Who Are Your Companions?

“Stop reading the Bible,” she said to me. These were the words of a professor of mine during college. I was, during the time, attending a small Christian college in the Midwest, so naturally my first thought was, is she allowed to say that?

Her point of tension with our school, not least the Christian faith at large, was that it placed such an emphasis on tasks like reading the Bible that students got so wrapped up in the action of seeking God they lost sight of actually connecting with him. Sometimes, she told me, some of us go through seasons in which we can’t, for whatever reason, connect with God through the Bible. Sometimes we need a different way, and that’s OK.

That semester I had been walking through my own Valley of the Shadow when this professor befriended me and offered me that advice. She then introduced me to the works of someone she thought might help, Henri Nouwen. A Catholic priest who spent the latter years of his life working with people with mental disabilities, the writings of Nouwen gave me a vocabulary for my heart and brought healing.

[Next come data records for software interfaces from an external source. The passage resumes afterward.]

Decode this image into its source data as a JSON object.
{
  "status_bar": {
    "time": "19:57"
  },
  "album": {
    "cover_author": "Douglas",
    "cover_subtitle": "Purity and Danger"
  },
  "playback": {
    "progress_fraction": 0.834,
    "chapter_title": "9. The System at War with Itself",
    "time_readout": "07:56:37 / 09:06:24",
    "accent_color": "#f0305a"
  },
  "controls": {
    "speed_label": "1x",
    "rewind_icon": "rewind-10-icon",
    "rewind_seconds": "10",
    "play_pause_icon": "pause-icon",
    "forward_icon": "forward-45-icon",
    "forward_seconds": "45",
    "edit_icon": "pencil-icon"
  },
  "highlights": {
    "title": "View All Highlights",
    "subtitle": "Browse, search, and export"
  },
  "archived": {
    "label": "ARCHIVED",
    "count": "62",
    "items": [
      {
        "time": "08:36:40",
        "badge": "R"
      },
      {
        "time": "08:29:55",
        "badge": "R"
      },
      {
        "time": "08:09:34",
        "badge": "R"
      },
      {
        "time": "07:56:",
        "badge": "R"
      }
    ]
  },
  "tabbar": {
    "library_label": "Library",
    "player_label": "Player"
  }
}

I’d thought the previous season of despair was over, but the thing about seasons, as you know, is they hardly end and begin so sharply. Most of the time they just fade in and out of one another, one rolling right into the next. You generally aren’t aware when one is ending and another beginning. And so I found myself in another, wrestling with doubts about my faith. To help overcome these intellectual barriers, a close friend of mine recommended I read N. T. Wright, a leading New Testament scholar and former Anglican bishop. I read his thin, yet profound and accessible book, Following Jesus, and my mind woke up. I gained a fresh understanding of who God is, the story that’s been written, and how I might fit into it.

A few years later while in grad school, I had the opportunity to do an independent study with a professor on the works of C. S. Lewis. I was curious about Lewis because of his popularity and wanted to find out what all the fuss was about. This is what I found: Nouwen gave me a vocabulary for my heart, N. T. Wright a vocabulary for my mind, and Lewis bridged the two. Lewis helped me see the reasonableness of the Christian faith from both an intellectual and imaginative angle.

I mention all of this because life’s journey is long and tiring. Sometimes we feel alone, lost, and like no one else are going through what we are. They don’t understand. But it’s important to remember that others have made the same journey. They know from experience all about joy and sorrow. There are others who can relate. One of the big themes of the Christian faith is that we’re not alone and don’t have to journey as if we are. In his kindness, God gives us others who can guide and sustain us. They help us do things we’re not good at and see things we might have otherwise missed.

When it comes down to it, life’s all about relationship—to other people, to ourselves, to our jobs, and so on. The Christian life is no different. As we live out our stories we need one another to help us along the way. We need people who can walk beside us and empathize. We need those who have gone before us, even if just a step, who have gained wisdom and experience and can show us the way.

Some of these guides may be personal friends. But some of these guides can be authors whom we may never meet. And with a population that reads one book a year at worst and seven books a year at best, I believe God still speaks to us through the written word. We already know this from Scripture. But we’d be foolish to limit God to that.

We can learn and be encouraged by writers present and past. There is insight, on the one hand, to be found in their stories and what they learned, and, on the other hand, encouragement to know they felt that this story was worth entering and seeing through.

There are times when we’ll simply wrestle with connecting with God through the scriptures. And that’s OK. There’s no need to beat ourselves up about it. But I believe God can, and will, speak to us through other sources—never to replace him, but to keep drawing us to him.

So whether you’re likely to only read one book this year, or if you’ll read seven, whom will you look to as a companion?

Jon AleixoComment